June 25th, 2019
Ireland should replace peat with US Liquified Natural Gas (LNG) in its fuel transition, a senior Trump energy official has said.
The US under-secretary for Energy Mark Menezes made the remark at a media brifing at Dublin Castle yesterday while attending the International Energy Agency’s Global Conference on Energy Efficiency.
“You have peat that you continue to use for electricity generation. That’s not good for the environment,” Mr Menezes said.
“I would suggest look to bring in US LNG to replace your peat, and if you want to minimize your coal use, that is a quick way right there,” he added.
Mr Menezes controversially referred to natural gas as “freedom gas”, in a news release from the Department of Energy last month in reference to the Freeport LNG terminal off the Texan coast.
“Increasing export capacity from the Freeport LNG project is critical to spreading freedom gas throughout the world by giving America’s allies a diverse and affordable source of clean energy,” he said in the release.
US LNG, Mr Menezes also noted on Monday, is “a great opportunity” that would allow for continued growth “in prosperity.”
In response to a question on Oil Change International’s recent report on the inviability of gas as a “bridge fuel”, Mr Menezes said that in increasing the use of renewable energy, “natural gas makes perfect sense”, adding that the “combined cycle units are very efficient.”
The report issued last month found gas to be a dirty, expensive and unnecessary fuel, one that would serve as a “bridge to climate disaster.”
The authors found that the idea of gas as a bridge fuel is founded on the false assertion that natural gas is the only affordable fuel that can replace coal on a large scale in the short to medium term.
Mr Menezes also referred to potential operations such as the Shannon LNG terminal off the coast of Kerry as another “a great opportunity” as it provides “another option to bring in cleaner-burning fuel sources to help move away from your higher-emitting sources.”
The €500 million gas terminal has been on hiatus for the past decade since planning permission was first granted in March 2008.
Friends of the Irish Environment brought forward a case against the terminal over An Bord Pleanala’s decision to extend the original 10-year planning permission, and most recently, the case was referred to Europe by the High Court in February.

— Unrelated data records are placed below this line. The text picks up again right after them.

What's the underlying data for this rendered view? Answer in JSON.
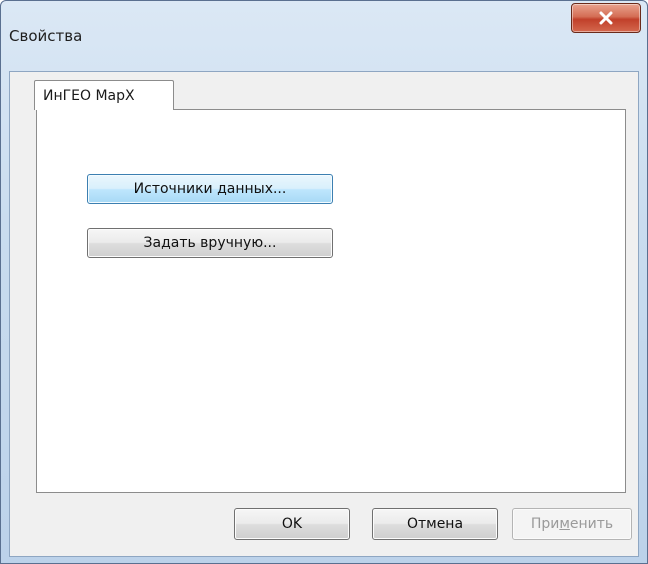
{
  "window": {
    "title": "Свойства",
    "close_icon": "close-x-icon"
  },
  "tabs": [
    {
      "label": "ИнГЕО MapX",
      "selected": true
    }
  ],
  "panel": {
    "data_sources_label": "Источники данных...",
    "manual_label": "Задать вручную..."
  },
  "footer": {
    "ok_label": "OK",
    "cancel_label": "Отмена",
    "apply_label_before": "При",
    "apply_label_mnemonic": "м",
    "apply_label_after": "енить",
    "apply_enabled": false
  },
  "colors": {
    "close_button": "#c7472f",
    "hot_button": "#bee6fd",
    "frame": "#c9dcef"
  }
}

When asked about the repercussions if the Climate Emergency Measures Bill was to become law, Mr Menezes observed that “it would just make the people of Ireland dependent even more on other countries for their energy supply”.
If passed, the Bill would amend the Petroleum and Other Minerals Development Act to limit the issuing of new licences for the exploration of fossil fuels.
The Bill was slated to proceed to Committee Stage earlier this month but has stalled following a letter sent by Minister for Natural Resources Sean Canney to Bill author to Brid Smith TD that stated the Bill now requires a money message.
A money message is essentially a State recommendation signed by the Taoiseach approvin of legislation that will cost the State money as per Article 17.2 of the Constitution. Unless approval is received, the Bill will not progress to Committee Stage.